Dear fellow medievalists,
On these pages you will find the details of the virtual IMC 2020 (vIMC). Following the pandemic lockdown and the cancellation of IMC 2020, we consulted IMC 2020 scheduled participants and attendees, and, encouraged by the enthusiasm and support of respondents, we decided to put together a different congress to the best of our abilities – subject to the commitment and input of medievalists worldwide. We ask for your support in what is a huge experiment, which stretches what systems we have in place to their limits, and we heavily rely on the entire community of medievalists to make this event a success.
We intend for this vIMC not only to help in boosting the morale for medievalists worldwide, but also to offer a crucial opportunity for researchers to use a meaningful platform to present, share, and discuss their research a professional and collaborative format.
We have spent many hours on this since the lockdown started, we have developed a format which we hope makes the above ambition possible. At the same time, we fully acknowledge that some challenges, such as varying types of internet connectivity and other technical issues, may be beyond our control.
The programme we have collated is based on the traditional IMC’s structure: we have tried to avoid subject and thematic clashes, while we acknowledge that this will not always be possible.

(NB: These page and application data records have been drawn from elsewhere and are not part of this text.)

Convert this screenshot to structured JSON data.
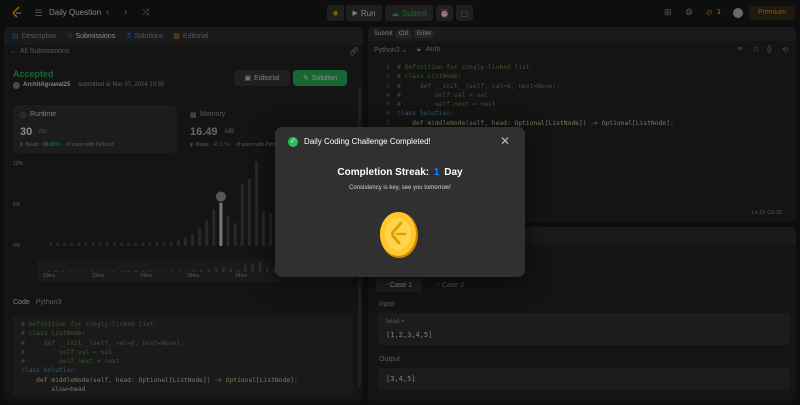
{
  "topbar": {
    "title": "Daily Question",
    "run_label": "Run",
    "submit_label": "Submit",
    "streak_count": "1",
    "premium_label": "Premium"
  },
  "left": {
    "tabs": [
      "Description",
      "Submissions",
      "Solutions",
      "Editorial"
    ],
    "back_label": "All Submissions",
    "status": "Accepted",
    "user": "ArchitAgrawal25",
    "submitted": "submitted at Mar 07, 2024 10:55",
    "editorial_btn": "Editorial",
    "solution_btn": "Solution",
    "runtime": {
      "label": "Runtime",
      "value": "30",
      "unit": "ms",
      "beats": "Beats",
      "pct": "86.81%",
      "rest": "of users with Python3"
    },
    "memory": {
      "label": "Memory",
      "value": "16.49",
      "unit": "MB",
      "beats": "Beats",
      "pct": "40.17%",
      "rest": "of users with Python3"
    },
    "chart_y": [
      "10%",
      "5%",
      "0%"
    ],
    "chart_x": [
      "10ms",
      "19ms",
      "24ms",
      "29ms",
      "34ms",
      "39ms"
    ],
    "code_header": "Code",
    "code_lang": "Python3",
    "code": [
      "# Definition for singly-linked list.",
      "# class ListNode:",
      "#     def __init__(self, val=0, next=None):",
      "#         self.val = val",
      "#         self.next = next",
      "class Solution:",
      "    def middleNode(self, head: Optional[ListNode]) -> Optional[ListNode]:",
      "        slow=head"
    ]
  },
  "editor": {
    "submit_hint": "Submit",
    "key1": "Ctrl",
    "key2": "Enter",
    "lang": "Python3",
    "auto": "Auto",
    "lines": [
      "# Definition for singly-linked list.",
      "# class ListNode:",
      "#     def __init__(self, val=0, next=None):",
      "#         self.val = val",
      "#         self.next = next",
      "class Solution:",
      "    def middleNode(self, head: Optional[ListNode]) -> Optional[ListNode]:"
    ],
    "line_numbers": [
      "1",
      "2",
      "3",
      "4",
      "5",
      "6",
      "7"
    ],
    "cursor": "Ln 10, Col 33"
  },
  "testcase": {
    "case1": "Case 1",
    "case2": "Case 2",
    "input_label": "Input",
    "var_label": "head =",
    "input_value": "[1,2,3,4,5]",
    "output_label": "Output",
    "output_value": "[3,4,5]"
  },
  "modal": {
    "title": "Daily Coding Challenge Completed!",
    "streak_label": "Completion Streak:",
    "streak_value": "1",
    "streak_unit": "Day",
    "message": "Consistency is key, see you tomorrow!"
  },
  "colors": {
    "accent_green": "#2cbb5d",
    "orange": "#ffa116",
    "blue": "#0a84ff",
    "modal_bg": "#303030"
  },
  "chart_data": {
    "type": "bar",
    "values": [
      0.4,
      0.4,
      0.4,
      0.4,
      0.4,
      0.4,
      0.4,
      0.4,
      0.4,
      0.4,
      0.4,
      0.4,
      0.4,
      0.4,
      0.4,
      0.5,
      0.5,
      0.6,
      0.8,
      1,
      1.5,
      2.2,
      3.2,
      4.5,
      5.3,
      3.7,
      2.8,
      7.6,
      8.2,
      10.3,
      4.2,
      4,
      6.3,
      3,
      1.8,
      1.5,
      3.8,
      2.8,
      2.4,
      1.4,
      1.9
    ],
    "highlight_index": 24
  }
}
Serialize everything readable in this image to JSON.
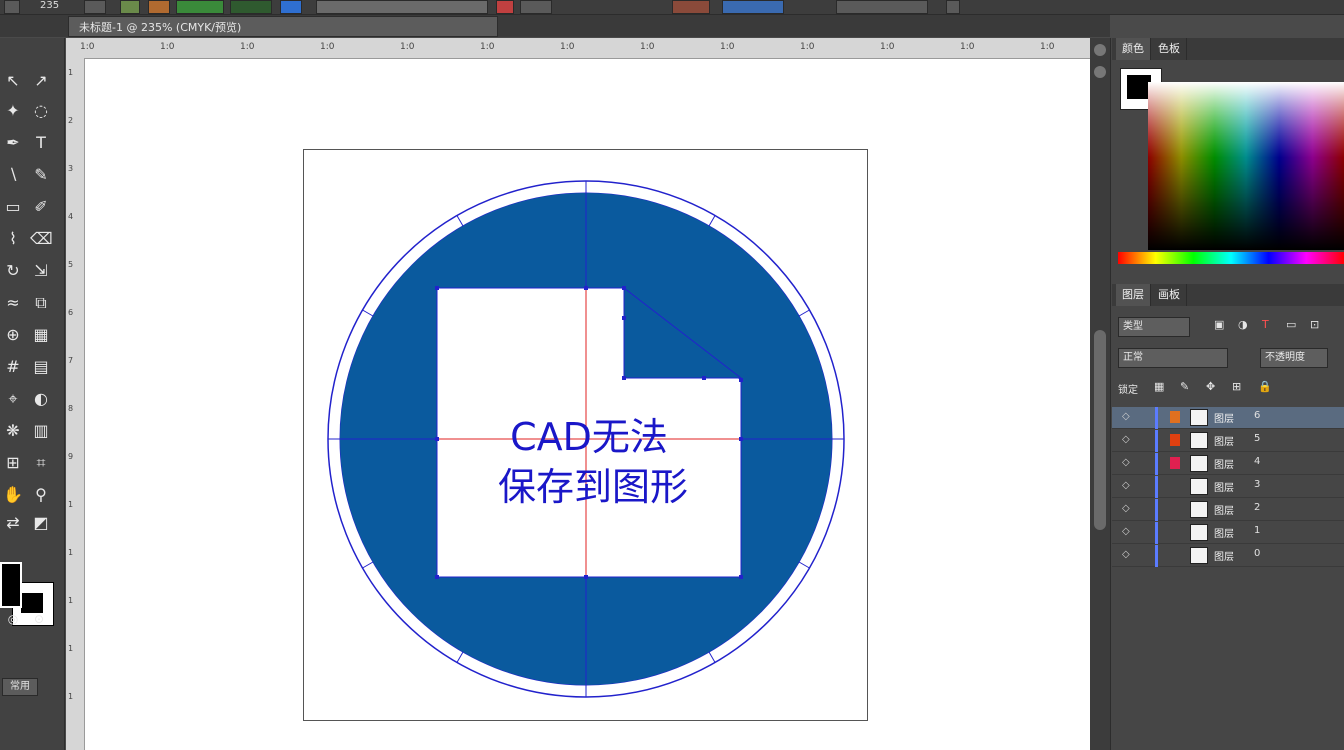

We had to make a number of decisions on technical grounds – all the while not having access to our usual IMC programming technology – and that has meant that we could only include papers which had been accepted for the original IMC 2020 (and the titles as then given). This new programme includes a total of nearly 200 sessions with over 500 papers.
For sessions, we have opted for the University of Leeds’ Online teaching platform ‘Blackboard Collaborate Ultra’ which is free to use for anyone who has registered. There will be no need to download software or acquire additional licenses. It is our intention to allow Question & Answers in each session – with the aim of replicating, as much as possible, the familiar, in-person IMC experience.
Beyond the academic sessions, we have also worked to include some of the other usual IMC activities, such as performances, receptions, and social events – with the intention of providing as many networking opportunities as possible. We encourage you to propose social sessions to be included in our fringe programme on your registration.
We fully realise that this virtual event will not be a full replacement for the physical IMC, but we hope that it helps the community of medievalists to develop and share their work in the many areas of medieval studies. We have also agreed to suspend the rule that no papers can be given at the IMC more than once, enabling people to present a paper at the vIMC which may then be presented again at a later stage – surely in an updated format.
In this radically changed environment, we see this event as a learning opportunity to enable us all to continue to come together to present, share, and discuss research, and to improve and find fresh ways on how to do it best. There is no doubt in my mind that parts of this experiment will not always be successful and, for this reason, we request your patience and good will. At the same time, we are confident that we have made as much of an effort as possible to make it work. Our thanks go to everyone who helped making this possible, all speakers, moderators, and session organisers, and all IMC staff. Please join us in this experiment and contribute to making this a success.
Director, International Medieval Congress